The Politics of Social Housing in Britain

Jamileh Manoochehri

This book investigates the relationship between the dominant ideologies of British public life in the second half of the twentieth century and the quality of the social housing built during this period. The author compares award-winning housing projects from the 1960s and the 1980s, projects that represent two major milestones in the development of state-provided housing in Britain. Her detailed analysis looks beyond the superficial appearance of housing policy in these two contrasting periods and provides fascinating insights into the substance of the changes that took place. The book examines the influence of universalist and selectivist approaches to social housing and asks important questions about the connection between social values and government policy.

Prices

Show Summary Details
Restricted access

Chapter 2 - Social Policy, Housing and Social Values 67

Extract

Chapter 2 Social Policy, Housing and Social Values The state is a key actor in forming and implementing social policies and its role is defined by what motivates policies and determines their direction and outcome. This book’s premise is that a correlation exists between the ideological thrust of social policies and social housing standards of any given period. The role of the state in af fecting change is clearly central to social policy. The capitalist state is defined in dif ferent terms. The Marxist notion of the state sees it as a means for one class to exercise hegemony over another (Miliband, Of fe, Harloe). The social democratic view sees state involve- ment in social policy as a means of creating a balance in the share of social wealth that dif ferent classes claim from the public purse (Keynes and Laski), against marketers and neo-liberals who see a major role for the market in establishing these shares (Hayek, Friedman, Mead and Murray). In England, the measures the state has taken over the decades have varied from passing laws on sanitation and health to setting standards and regulating the built environment in general and the standards of housing for the poor in particular. There is evidence that workers’ organized demands provide significant impetus for the development of welfare services, and social housing is one of the concessions won through co-ordinated class action. Paradoxically therefore, social welfare policy in capitalist societies can be seen both as necessary for the survival of the...

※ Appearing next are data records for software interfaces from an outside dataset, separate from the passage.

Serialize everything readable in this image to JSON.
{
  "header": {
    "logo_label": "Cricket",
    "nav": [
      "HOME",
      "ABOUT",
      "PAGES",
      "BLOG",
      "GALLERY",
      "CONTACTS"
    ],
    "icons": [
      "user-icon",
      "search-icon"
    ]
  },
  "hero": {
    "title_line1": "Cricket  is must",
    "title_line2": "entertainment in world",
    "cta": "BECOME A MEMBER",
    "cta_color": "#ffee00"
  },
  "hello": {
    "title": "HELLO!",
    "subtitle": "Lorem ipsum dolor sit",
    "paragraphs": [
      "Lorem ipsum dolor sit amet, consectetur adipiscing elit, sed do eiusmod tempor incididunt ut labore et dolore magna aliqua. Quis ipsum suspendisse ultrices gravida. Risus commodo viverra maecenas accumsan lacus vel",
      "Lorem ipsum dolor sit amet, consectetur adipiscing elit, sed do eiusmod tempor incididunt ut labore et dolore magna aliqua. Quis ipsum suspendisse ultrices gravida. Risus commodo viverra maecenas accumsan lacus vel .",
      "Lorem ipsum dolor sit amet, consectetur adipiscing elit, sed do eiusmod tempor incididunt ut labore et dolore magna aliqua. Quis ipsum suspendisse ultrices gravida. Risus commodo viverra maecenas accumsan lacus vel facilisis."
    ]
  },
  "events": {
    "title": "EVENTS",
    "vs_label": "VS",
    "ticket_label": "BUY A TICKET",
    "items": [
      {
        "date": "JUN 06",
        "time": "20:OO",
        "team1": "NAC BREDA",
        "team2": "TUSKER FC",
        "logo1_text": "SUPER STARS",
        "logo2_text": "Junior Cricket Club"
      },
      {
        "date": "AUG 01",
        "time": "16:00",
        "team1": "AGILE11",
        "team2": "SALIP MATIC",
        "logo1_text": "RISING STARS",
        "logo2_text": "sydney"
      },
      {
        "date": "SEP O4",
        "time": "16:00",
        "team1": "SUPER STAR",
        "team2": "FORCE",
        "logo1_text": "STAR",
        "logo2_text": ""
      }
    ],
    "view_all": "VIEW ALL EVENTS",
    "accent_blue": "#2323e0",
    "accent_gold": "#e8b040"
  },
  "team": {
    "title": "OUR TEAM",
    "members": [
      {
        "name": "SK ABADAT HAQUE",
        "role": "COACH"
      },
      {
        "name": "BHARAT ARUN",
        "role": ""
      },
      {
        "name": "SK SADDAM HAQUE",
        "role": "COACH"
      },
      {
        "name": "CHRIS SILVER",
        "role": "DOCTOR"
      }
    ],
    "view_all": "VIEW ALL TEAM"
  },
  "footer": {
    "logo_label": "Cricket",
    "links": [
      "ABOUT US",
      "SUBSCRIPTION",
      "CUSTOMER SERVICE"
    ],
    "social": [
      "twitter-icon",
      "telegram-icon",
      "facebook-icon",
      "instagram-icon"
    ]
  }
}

You are not authenticated to view the full text of this chapter or article.

This site requires a subscription or purchase to access the full text of books or journals.

Do you have any questions? Contact us.

Or login to access all content.